Read the blog post VMware vExpert 2011 applications now open for more information on the program and on the criteria we are using to determine vExpert designations. Applications are due by midnight PST Friday May 6, 2011.


  • vExpert 2011 Nomination

  • The Nominee

  • Should be Empty:



Top 5 Planet V12N blog posts for week 14

The second quarter at VMware starts out with a bang with VMware acquiring Mozey from our parent company EMC.  Check out Steve Herrod’s blog post on the acquisition here.  On with the top 5 for the week!

Jay Weinshenker – Licensing Oracle on VMware vSphere – Honestly, I thought this issue was done and buried, but over the past few weeks I’ve seen this question come up multiple times, so let’s get this cleared up.  Let’s go right to the source – Oracle’s own documentation. If you read Oracle’s partitioning document you will see that this is Oracle’s stance as of January 24, 2011. In it, it discusses soft partitioning and hard partitioning.

Jeff Szastak – Limiting Processors and Memory To Windows For POCs – As customers transition from phase 1 into phase 2 of their virtualization journey, they begin virtualizing business critical applications. As they move into this phase, they often perform a POC to understand how their application performs on physical versus a virtual platform. Customers often ask for guidance on conducting a POC and we talk to them about the importance of an apple to apples analysis. What I mean by this is making sure the physical server and the virtual machine are configured identically (or as identical as possible).

Eric Sloof – Mind Map For Troubleshooting vSphere Network Issues – Mind mapping is a powerful technique that allows you to make the most of your brainpower by creating maps that use colour, lines, and images to capture and organize your ideas, information, and tasks.  VMware’s support team has created two new mind maps which will help you solving Management and Network issues. In order to use these minmaps, you have to use a recent version (9) of Adobe Acrobat.

Carlo Costanzo – Creating an ESXi Installer on a USB flash key. – So you’ve read the unconfirmed warnings/rumors of ESX being end of life’d in the next version and you’ve decided to take the plunge and are about to install ESXi!  GREAT!  But you are not quite ready to run the system from a USB or SD card just yet.  You still want to install ESXi onto a classic RAID 1 hard drive set.  I guess I get it.  RAID 1 gives you the warm and fuzzies knowing that if there is a failure of 1 component (i.e. drive) the other will pick up the slack until morning.

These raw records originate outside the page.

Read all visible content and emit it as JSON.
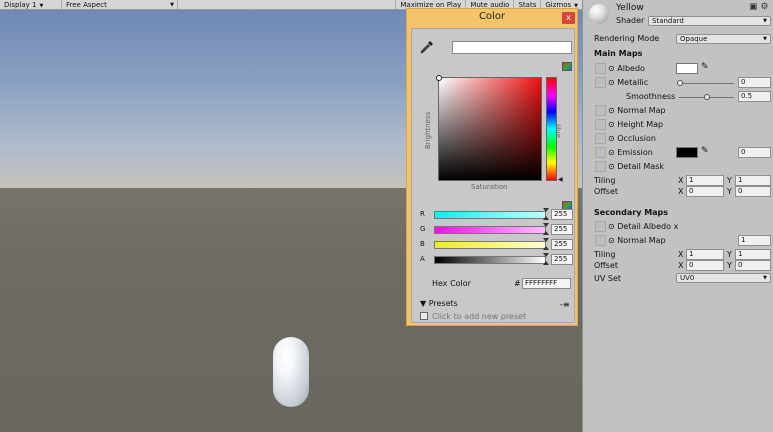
{
  "game_view": {
    "display": "Display 1",
    "aspect": "Free Aspect",
    "maximize": "Maximize on Play",
    "mute": "Mute audio",
    "stats": "Stats",
    "gizmos": "Gizmos",
    "sky_color": "#8aa0c2",
    "ground_color": "#6e6a64"
  },
  "color_picker": {
    "title": "Color",
    "close": "x",
    "brightness_label": "Brightness",
    "hue_label": "Hue",
    "saturation_label": "Saturation",
    "channels": [
      {
        "label": "R",
        "value": "255"
      },
      {
        "label": "G",
        "value": "255"
      },
      {
        "label": "B",
        "value": "255"
      },
      {
        "label": "A",
        "value": "255"
      }
    ],
    "hex_label": "Hex Color",
    "hex_hash": "#",
    "hex_value": "FFFFFFFF",
    "presets_label": "Presets",
    "presets_menu": "-≡",
    "add_preset": "Click to add new preset",
    "frame_color": "#f4c46a"
  },
  "inspector": {
    "material_name": "Yellow",
    "shader_label": "Shader",
    "shader_value": "Standard",
    "rendering_mode_label": "Rendering Mode",
    "rendering_mode_value": "Opaque",
    "main_maps": "Main Maps",
    "albedo": "Albedo",
    "metallic": "Metallic",
    "metallic_value": "0",
    "smoothness": "Smoothness",
    "smoothness_value": "0.5",
    "normal_map": "Normal Map",
    "height_map": "Height Map",
    "occlusion": "Occlusion",
    "emission": "Emission",
    "emission_value": "0",
    "detail_mask": "Detail Mask",
    "tiling": "Tiling",
    "offset": "Offset",
    "x_label": "X",
    "y_label": "Y",
    "tiling_x": "1",
    "tiling_y": "1",
    "offset_x": "0",
    "offset_y": "0",
    "secondary_maps": "Secondary Maps",
    "detail_albedo": "Detail Albedo x",
    "normal_map2": "Normal Map",
    "normal_map2_value": "1",
    "tiling2_x": "1",
    "tiling2_y": "1",
    "offset2_x": "0",
    "offset2_y": "0",
    "uv_set_label": "UV Set",
    "uv_set_value": "UV0"
  }
}
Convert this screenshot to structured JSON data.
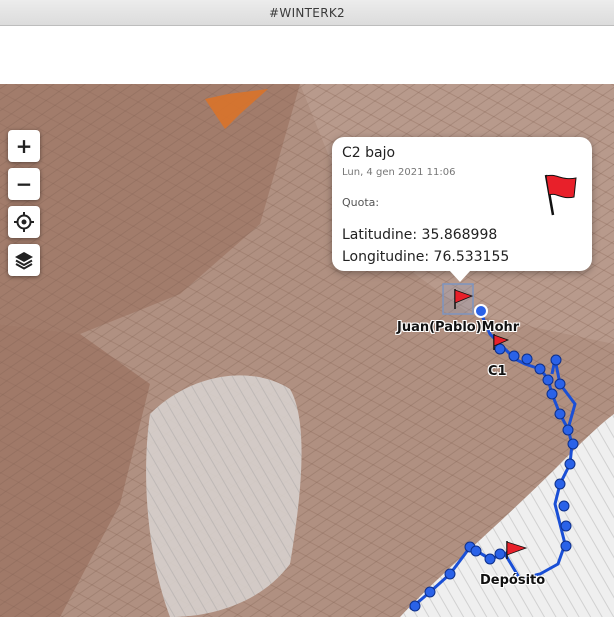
{
  "window": {
    "title": "#WINTERK2"
  },
  "controls": {
    "zoom_in": "+",
    "zoom_out": "−",
    "locate_icon": "crosshair-icon",
    "layers_icon": "layers-icon"
  },
  "popup": {
    "title": "C2 bajo",
    "date": "Lun, 4 gen 2021 11:06",
    "quota": "Quota:",
    "latitude": "Latitudine: 35.868998",
    "longitude": "Longitudine: 76.533155",
    "flag_icon": "red-flag-icon"
  },
  "labels": {
    "climber": "Juan(Pablo)Mohr",
    "c1": "C1",
    "deposito": "Depósito"
  },
  "colors": {
    "track": "#1a4fd6",
    "flag": "#e8202a",
    "terrain": "#a98877",
    "snow": "#e6e6e6"
  }
}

Vaughn Stewart – Current Status, An Update, and a Look to the Future of Alignment – It has been one year to the date since the last time I authored a post on the topic of partition alignment. I think its fair to state this issue has gained awareness over the last year thanks to posts from a number of industry experts such as Duncan Epping, Aaron Delp, and Chad Sakac just to name a few. However alignment remains an open issue, which is unfortunate for customers and partners.